━━━ Source data ━━━

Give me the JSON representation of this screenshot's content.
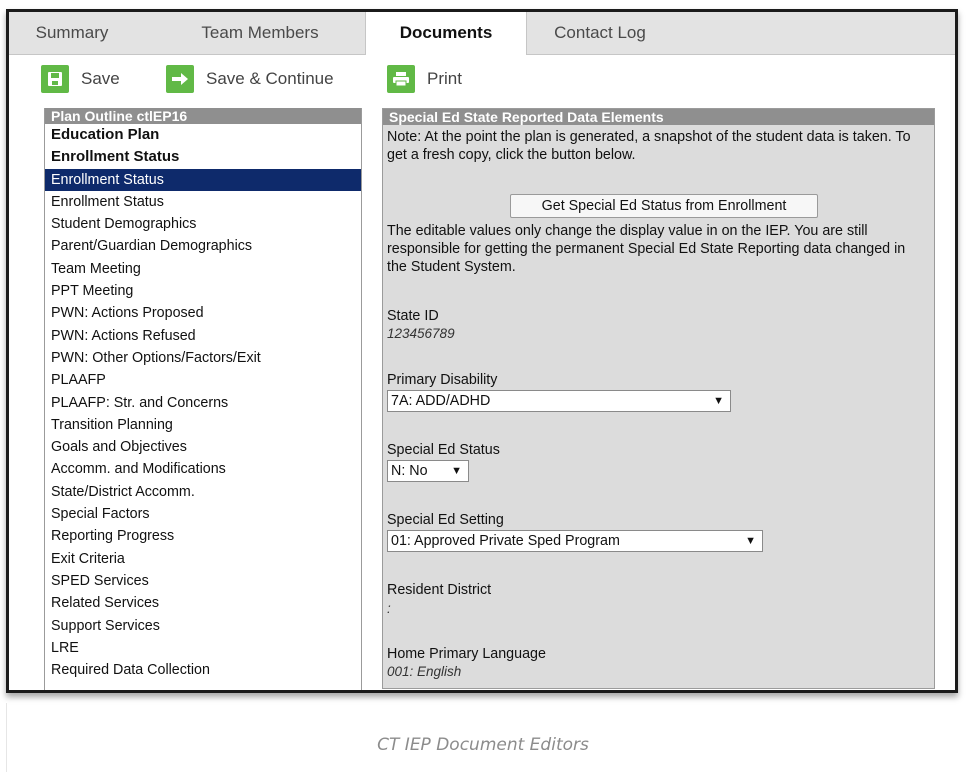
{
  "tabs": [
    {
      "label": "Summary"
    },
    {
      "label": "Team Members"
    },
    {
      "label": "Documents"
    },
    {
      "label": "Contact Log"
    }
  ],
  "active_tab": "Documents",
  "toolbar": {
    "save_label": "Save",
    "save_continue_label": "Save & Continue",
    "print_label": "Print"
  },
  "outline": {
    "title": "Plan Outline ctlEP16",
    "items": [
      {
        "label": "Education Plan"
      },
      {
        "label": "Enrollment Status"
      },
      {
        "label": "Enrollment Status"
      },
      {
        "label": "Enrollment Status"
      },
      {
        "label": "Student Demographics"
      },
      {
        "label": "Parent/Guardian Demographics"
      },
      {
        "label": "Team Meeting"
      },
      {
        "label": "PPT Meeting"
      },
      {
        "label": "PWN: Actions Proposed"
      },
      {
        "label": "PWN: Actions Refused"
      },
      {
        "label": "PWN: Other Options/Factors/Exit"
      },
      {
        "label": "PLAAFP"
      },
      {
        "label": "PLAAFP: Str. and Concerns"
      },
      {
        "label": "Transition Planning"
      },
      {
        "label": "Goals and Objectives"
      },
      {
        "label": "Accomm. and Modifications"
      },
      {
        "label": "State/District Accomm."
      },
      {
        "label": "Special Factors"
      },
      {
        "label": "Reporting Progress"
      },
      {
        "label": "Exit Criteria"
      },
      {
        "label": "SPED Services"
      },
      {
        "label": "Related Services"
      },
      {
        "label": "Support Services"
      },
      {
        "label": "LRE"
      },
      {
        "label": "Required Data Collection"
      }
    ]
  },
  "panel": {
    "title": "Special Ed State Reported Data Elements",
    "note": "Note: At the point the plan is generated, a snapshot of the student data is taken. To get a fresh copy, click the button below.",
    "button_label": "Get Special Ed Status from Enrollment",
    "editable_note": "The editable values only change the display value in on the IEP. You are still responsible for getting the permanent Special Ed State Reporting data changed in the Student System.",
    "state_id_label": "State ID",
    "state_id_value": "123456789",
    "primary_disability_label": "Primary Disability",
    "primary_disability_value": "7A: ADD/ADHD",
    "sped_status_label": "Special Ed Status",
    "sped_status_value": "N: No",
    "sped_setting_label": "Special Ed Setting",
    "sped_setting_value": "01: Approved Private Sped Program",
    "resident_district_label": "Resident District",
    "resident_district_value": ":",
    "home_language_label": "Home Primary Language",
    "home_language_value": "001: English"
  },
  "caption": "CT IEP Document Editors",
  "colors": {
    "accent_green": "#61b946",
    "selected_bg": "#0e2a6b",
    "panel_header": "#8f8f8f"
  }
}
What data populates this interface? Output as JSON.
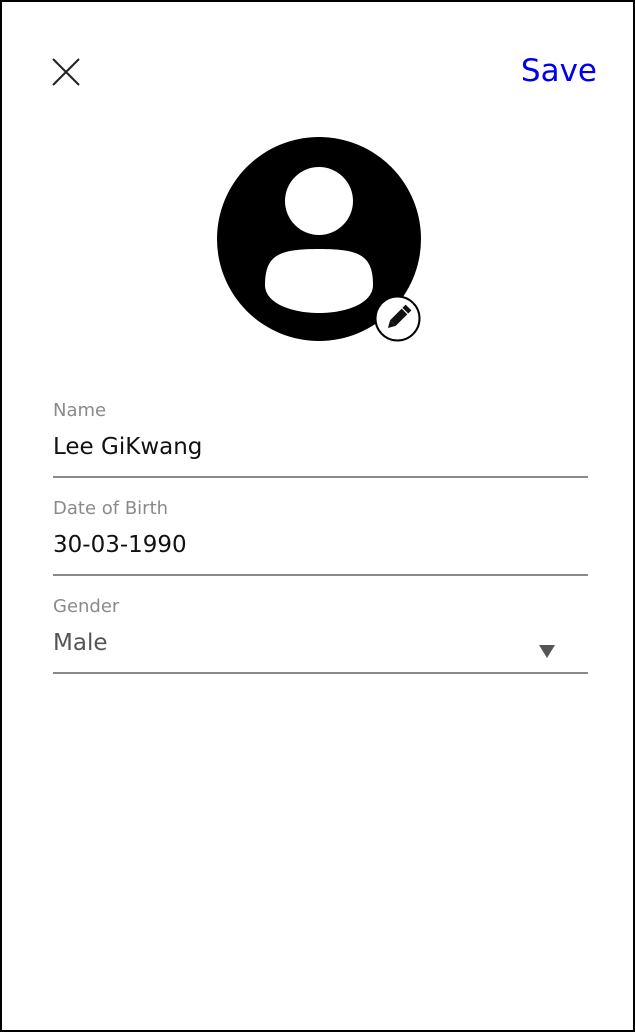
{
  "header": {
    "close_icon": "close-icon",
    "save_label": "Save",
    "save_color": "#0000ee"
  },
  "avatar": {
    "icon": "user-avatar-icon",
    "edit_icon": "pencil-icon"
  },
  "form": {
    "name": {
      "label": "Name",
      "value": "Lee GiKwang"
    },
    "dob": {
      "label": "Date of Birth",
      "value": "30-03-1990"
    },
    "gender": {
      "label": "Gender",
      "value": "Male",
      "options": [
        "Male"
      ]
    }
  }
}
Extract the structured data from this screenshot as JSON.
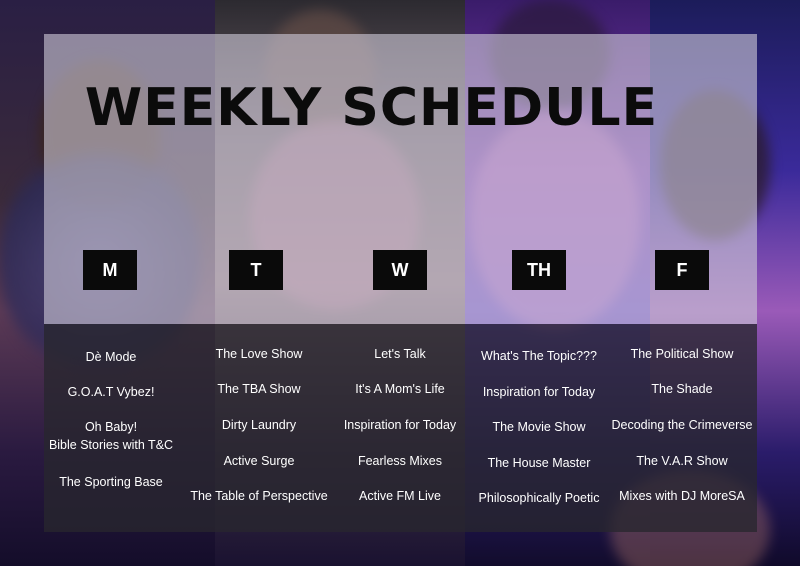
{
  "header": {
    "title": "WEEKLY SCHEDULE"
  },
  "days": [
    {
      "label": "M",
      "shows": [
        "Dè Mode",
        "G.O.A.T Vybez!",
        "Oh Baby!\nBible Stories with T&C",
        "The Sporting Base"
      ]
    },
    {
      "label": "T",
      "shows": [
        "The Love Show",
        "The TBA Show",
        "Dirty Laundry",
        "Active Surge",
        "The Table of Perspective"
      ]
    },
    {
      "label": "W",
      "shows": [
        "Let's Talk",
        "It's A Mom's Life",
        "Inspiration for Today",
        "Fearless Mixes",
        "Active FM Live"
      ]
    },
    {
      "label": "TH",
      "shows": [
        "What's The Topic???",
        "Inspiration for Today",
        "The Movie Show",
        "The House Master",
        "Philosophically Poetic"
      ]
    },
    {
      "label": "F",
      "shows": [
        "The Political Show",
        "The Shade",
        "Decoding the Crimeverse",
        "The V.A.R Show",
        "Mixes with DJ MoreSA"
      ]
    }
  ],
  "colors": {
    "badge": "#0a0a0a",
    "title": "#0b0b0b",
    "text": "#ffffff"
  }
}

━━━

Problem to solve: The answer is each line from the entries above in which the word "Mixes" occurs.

Written response:
        "Fearless Mixes",
        "Mixes with DJ MoreSA"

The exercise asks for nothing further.